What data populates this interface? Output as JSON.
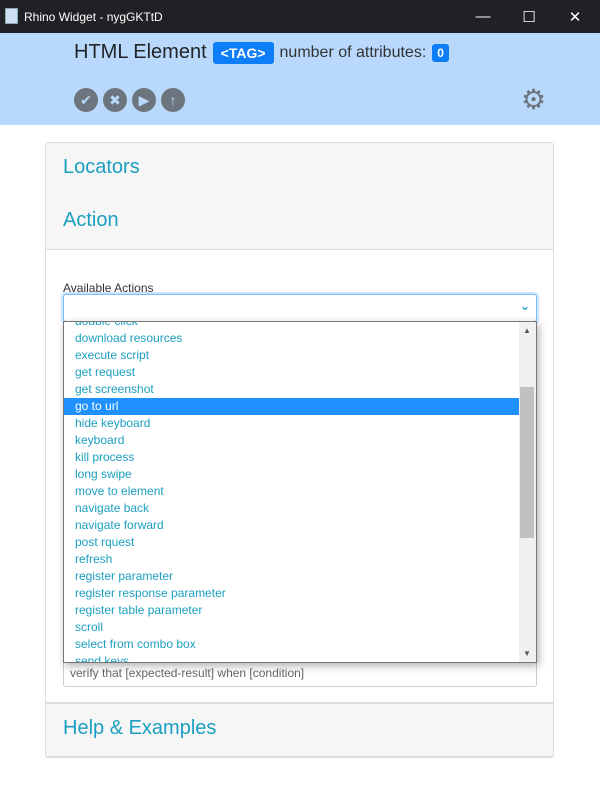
{
  "window": {
    "title": "Rhino Widget - nygGKTtD"
  },
  "header": {
    "title": "HTML Element",
    "tag": "<TAG>",
    "attributes_label": "number of attributes:",
    "attributes_count": "0"
  },
  "sections": {
    "locators": "Locators",
    "action": "Action",
    "help": "Help & Examples"
  },
  "action": {
    "label": "Available Actions",
    "selected": "",
    "input_placeholder": "verify that [expected-result] when [condition]"
  },
  "options": [
    "double click",
    "download resources",
    "execute script",
    "get request",
    "get screenshot",
    "go to url",
    "hide keyboard",
    "keyboard",
    "kill process",
    "long swipe",
    "move to element",
    "navigate back",
    "navigate forward",
    "post rquest",
    "refresh",
    "register parameter",
    "register response parameter",
    "register table parameter",
    "scroll",
    "select from combo box",
    "send keys"
  ],
  "highlighted_option": "go to url"
}
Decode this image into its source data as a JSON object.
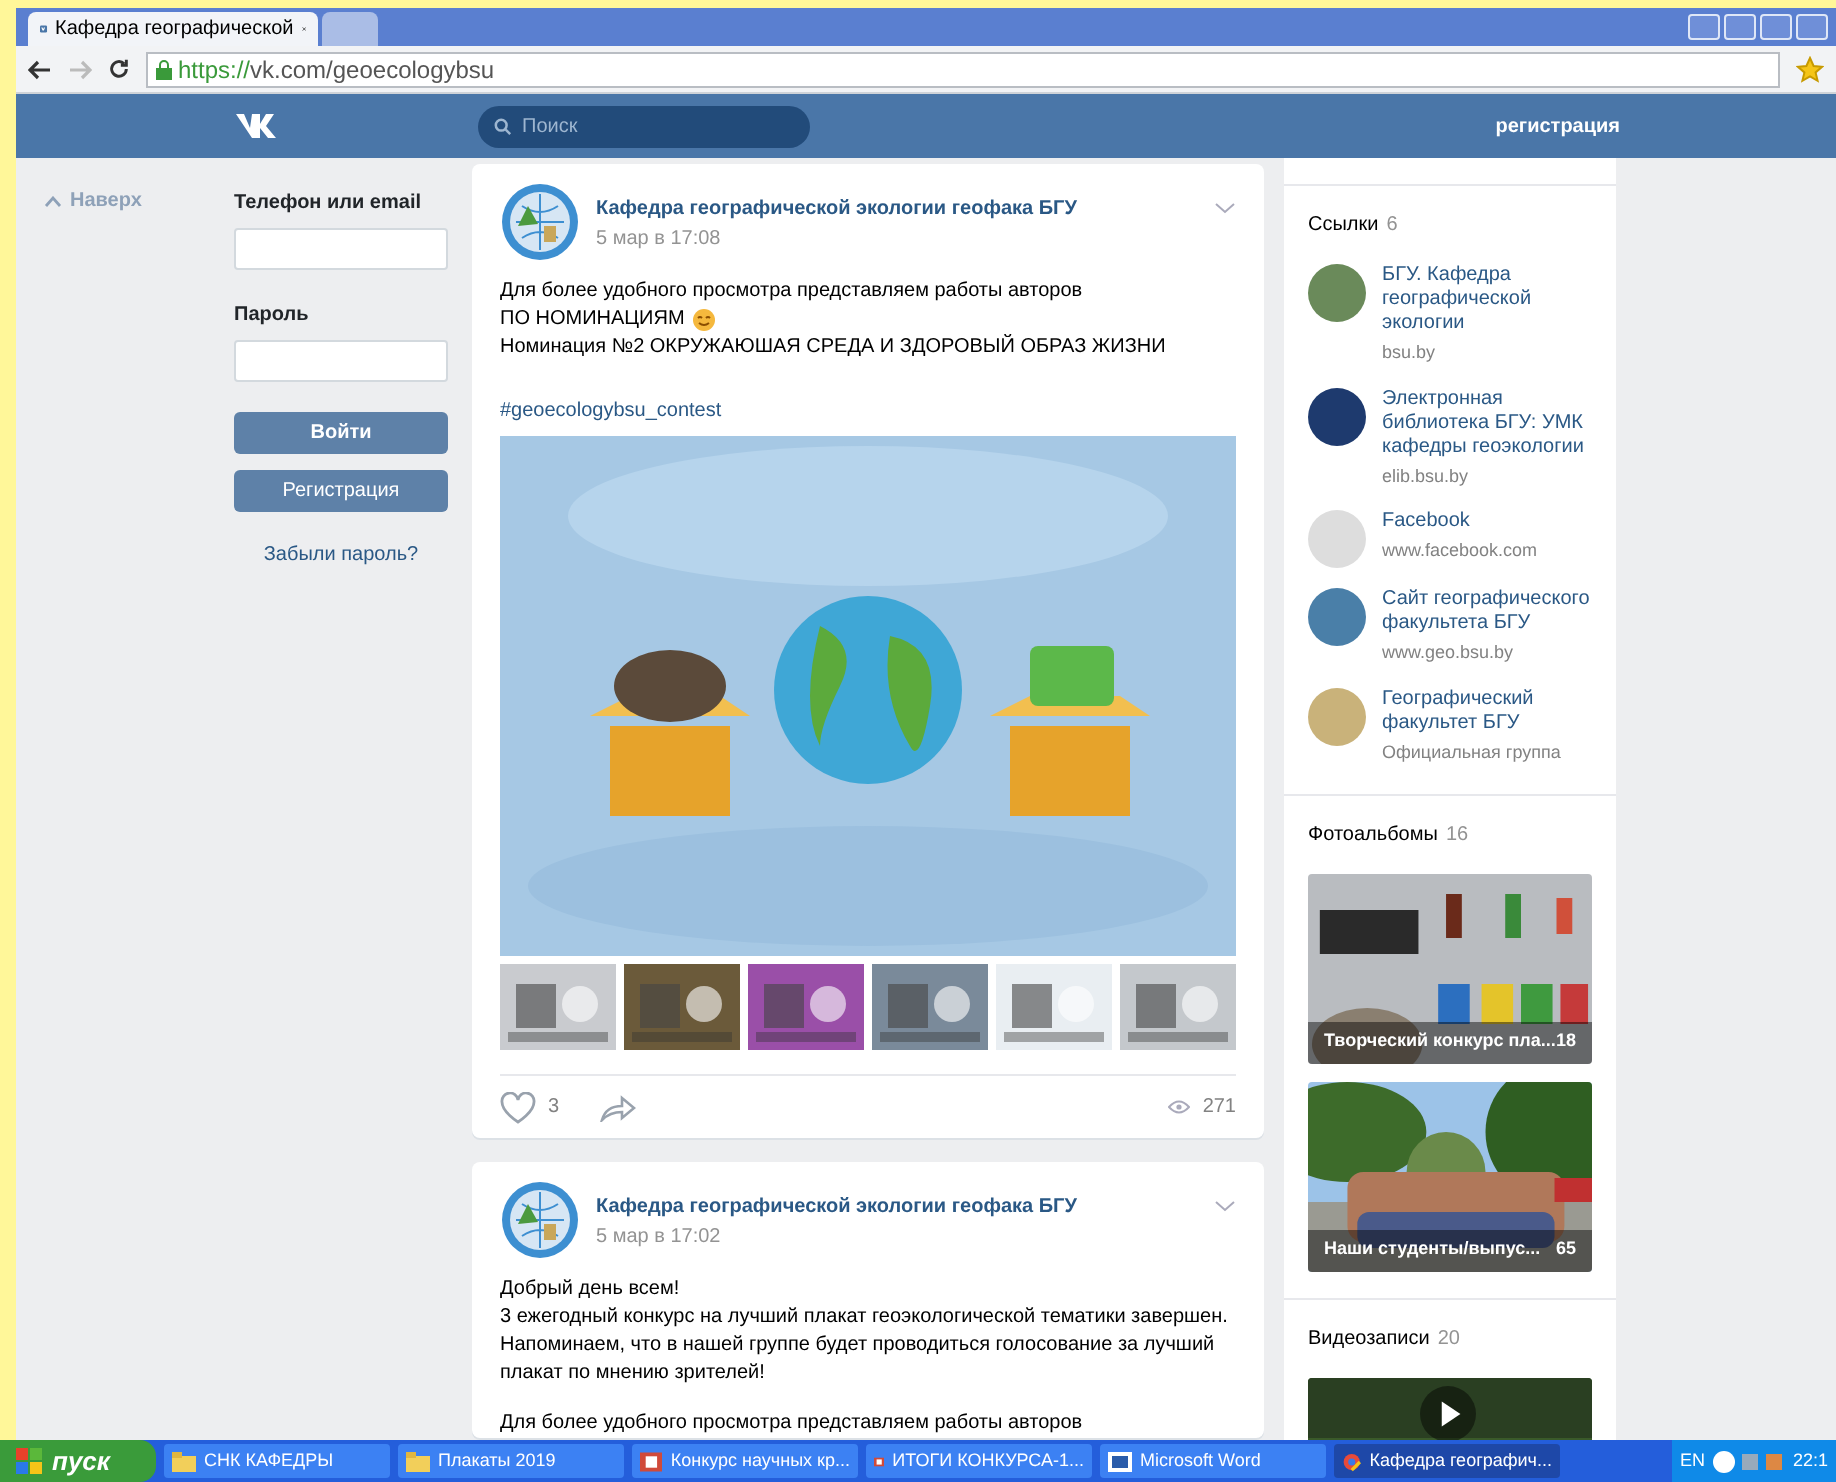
{
  "browser": {
    "tabs": [
      {
        "title": "Кафедра географической",
        "selected": true
      },
      {
        "selected": false
      }
    ],
    "url_scheme": "https://",
    "url_rest": "vk.com/geoecologybsu"
  },
  "header": {
    "search_placeholder": "Поиск",
    "register_link": "регистрация"
  },
  "back_to_top": "Наверх",
  "login": {
    "phone_label": "Телефон или email",
    "password_label": "Пароль",
    "login_button": "Войти",
    "register_button": "Регистрация",
    "forgot_link": "Забыли пароль?"
  },
  "posts": [
    {
      "author": "Кафедра географической экологии геофака БГУ",
      "date": "5 мар в 17:08",
      "blocks": [
        [
          {
            "text": "Для более удобного просмотра представляем работы авторов",
            "emoji": false
          },
          {
            "text": "ПО НОМИНАЦИЯМ",
            "emoji": true
          },
          {
            "text": "Номинация №2 ОКРУЖАЮШАЯ СРЕДА И ЗДОРОВЫЙ ОБРАЗ ЖИЗНИ",
            "emoji": false
          }
        ]
      ],
      "hashtag": "#geoecologybsu_contest",
      "media": {
        "kind": "picture"
      },
      "likes": "3",
      "views": "271"
    },
    {
      "author": "Кафедра географической экологии геофака БГУ",
      "date": "5 мар в 17:02",
      "blocks": [
        [
          {
            "text": "Добрый день всем!",
            "emoji": false
          },
          {
            "text": "3 ежегодный конкурс на лучший плакат геоэкологической тематики завершен.",
            "emoji": false
          },
          {
            "text": "Напоминаем, что в нашей группе будет проводиться голосование за лучший",
            "emoji": false
          },
          {
            "text": "плакат по мнению зрителей!",
            "emoji": false
          }
        ],
        [
          {
            "text": "Для более удобного просмотра представляем работы авторов",
            "emoji": false
          }
        ]
      ]
    }
  ],
  "links": {
    "title": "Ссылки",
    "count": "6",
    "items": [
      {
        "title": "БГУ. Кафедра географической экологии",
        "subtitle": "bsu.by",
        "color": "#6a8a5a"
      },
      {
        "title": "Электронная библиотека БГУ: УМК кафедры геоэкологии",
        "subtitle": "elib.bsu.by",
        "color": "#1e3a6e"
      },
      {
        "title": "Facebook",
        "subtitle": "www.facebook.com",
        "color": "#dddddd"
      },
      {
        "title": "Сайт географического факультета БГУ",
        "subtitle": "www.geo.bsu.by",
        "color": "#4a7fa8"
      },
      {
        "title": "Географический факультет БГУ",
        "subtitle": "Официальная группа",
        "color": "#c9b27a"
      }
    ]
  },
  "albums": {
    "title": "Фотоальбомы",
    "count": "16",
    "items": [
      {
        "title": "Творческий конкурс пла...",
        "count": "18",
        "kind": "poster"
      },
      {
        "title": "Наши студенты/выпус...",
        "count": "65",
        "kind": "outdoor"
      }
    ]
  },
  "videos": {
    "title": "Видеозаписи",
    "count": "20"
  },
  "taskbar": {
    "start": "пуск",
    "items": [
      {
        "label": "СНК КАФЕДРЫ",
        "kind": "folder",
        "selected": false
      },
      {
        "label": "Плакаты 2019",
        "kind": "folder",
        "selected": false
      },
      {
        "label": "Конкурс научных кр...",
        "kind": "doc",
        "selected": false
      },
      {
        "label": "ИТОГИ КОНКУРСА-1...",
        "kind": "doc",
        "selected": false
      },
      {
        "label": "Microsoft Word",
        "kind": "word",
        "selected": false
      },
      {
        "label": "Кафедра географич...",
        "kind": "browser",
        "selected": true
      }
    ],
    "language": "EN",
    "clock": "22:1"
  }
}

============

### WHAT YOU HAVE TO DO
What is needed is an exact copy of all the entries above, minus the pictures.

### SOLUTION TO THIS EXERCISE
What data populates this interface? Output as JSON.
{
  "window": {
    "title": "Rhino Widget - nygGKTtD"
  },
  "header": {
    "title": "HTML Element",
    "tag": "<TAG>",
    "attributes_label": "number of attributes:",
    "attributes_count": "0"
  },
  "sections": {
    "locators": "Locators",
    "action": "Action",
    "help": "Help & Examples"
  },
  "action": {
    "label": "Available Actions",
    "selected": "",
    "input_placeholder": "verify that [expected-result] when [condition]"
  },
  "options": [
    "double click",
    "download resources",
    "execute script",
    "get request",
    "get screenshot",
    "go to url",
    "hide keyboard",
    "keyboard",
    "kill process",
    "long swipe",
    "move to element",
    "navigate back",
    "navigate forward",
    "post rquest",
    "refresh",
    "register parameter",
    "register response parameter",
    "register table parameter",
    "scroll",
    "select from combo box",
    "send keys"
  ],
  "highlighted_option": "go to url"
}
Decode this image into its source data as a JSON object.
{
  "browser": {
    "tabs": [
      {
        "title": "Кафедра географической",
        "selected": true
      },
      {
        "selected": false
      }
    ],
    "url_scheme": "https://",
    "url_rest": "vk.com/geoecologybsu"
  },
  "header": {
    "search_placeholder": "Поиск",
    "register_link": "регистрация"
  },
  "back_to_top": "Наверх",
  "login": {
    "phone_label": "Телефон или email",
    "password_label": "Пароль",
    "login_button": "Войти",
    "register_button": "Регистрация",
    "forgot_link": "Забыли пароль?"
  },
  "posts": [
    {
      "author": "Кафедра географической экологии геофака БГУ",
      "date": "5 мар в 17:08",
      "blocks": [
        [
          {
            "text": "Для более удобного просмотра представляем работы авторов",
            "emoji": false
          },
          {
            "text": "ПО НОМИНАЦИЯМ",
            "emoji": true
          },
          {
            "text": "Номинация №2 ОКРУЖАЮШАЯ СРЕДА И ЗДОРОВЫЙ ОБРАЗ ЖИЗНИ",
            "emoji": false
          }
        ]
      ],
      "hashtag": "#geoecologybsu_contest",
      "media": {
        "kind": "picture"
      },
      "likes": "3",
      "views": "271"
    },
    {
      "author": "Кафедра географической экологии геофака БГУ",
      "date": "5 мар в 17:02",
      "blocks": [
        [
          {
            "text": "Добрый день всем!",
            "emoji": false
          },
          {
            "text": "3 ежегодный конкурс на лучший плакат геоэкологической тематики завершен.",
            "emoji": false
          },
          {
            "text": "Напоминаем, что в нашей группе будет проводиться голосование за лучший",
            "emoji": false
          },
          {
            "text": "плакат по мнению зрителей!",
            "emoji": false
          }
        ],
        [
          {
            "text": "Для более удобного просмотра представляем работы авторов",
            "emoji": false
          }
        ]
      ]
    }
  ],
  "links": {
    "title": "Ссылки",
    "count": "6",
    "items": [
      {
        "title": "БГУ. Кафедра географической экологии",
        "subtitle": "bsu.by",
        "color": "#6a8a5a"
      },
      {
        "title": "Электронная библиотека БГУ: УМК кафедры геоэкологии",
        "subtitle": "elib.bsu.by",
        "color": "#1e3a6e"
      },
      {
        "title": "Facebook",
        "subtitle": "www.facebook.com",
        "color": "#dddddd"
      },
      {
        "title": "Сайт географического факультета БГУ",
        "subtitle": "www.geo.bsu.by",
        "color": "#4a7fa8"
      },
      {
        "title": "Географический факультет БГУ",
        "subtitle": "Официальная группа",
        "color": "#c9b27a"
      }
    ]
  },
  "albums": {
    "title": "Фотоальбомы",
    "count": "16",
    "items": [
      {
        "title": "Творческий конкурс пла...",
        "count": "18",
        "kind": "poster"
      },
      {
        "title": "Наши студенты/выпус...",
        "count": "65",
        "kind": "outdoor"
      }
    ]
  },
  "videos": {
    "title": "Видеозаписи",
    "count": "20"
  },
  "taskbar": {
    "start": "пуск",
    "items": [
      {
        "label": "СНК КАФЕДРЫ",
        "kind": "folder",
        "selected": false
      },
      {
        "label": "Плакаты 2019",
        "kind": "folder",
        "selected": false
      },
      {
        "label": "Конкурс научных кр...",
        "kind": "doc",
        "selected": false
      },
      {
        "label": "ИТОГИ КОНКУРСА-1...",
        "kind": "doc",
        "selected": false
      },
      {
        "label": "Microsoft Word",
        "kind": "word",
        "selected": false
      },
      {
        "label": "Кафедра географич...",
        "kind": "browser",
        "selected": true
      }
    ],
    "language": "EN",
    "clock": "22:1"
  }
}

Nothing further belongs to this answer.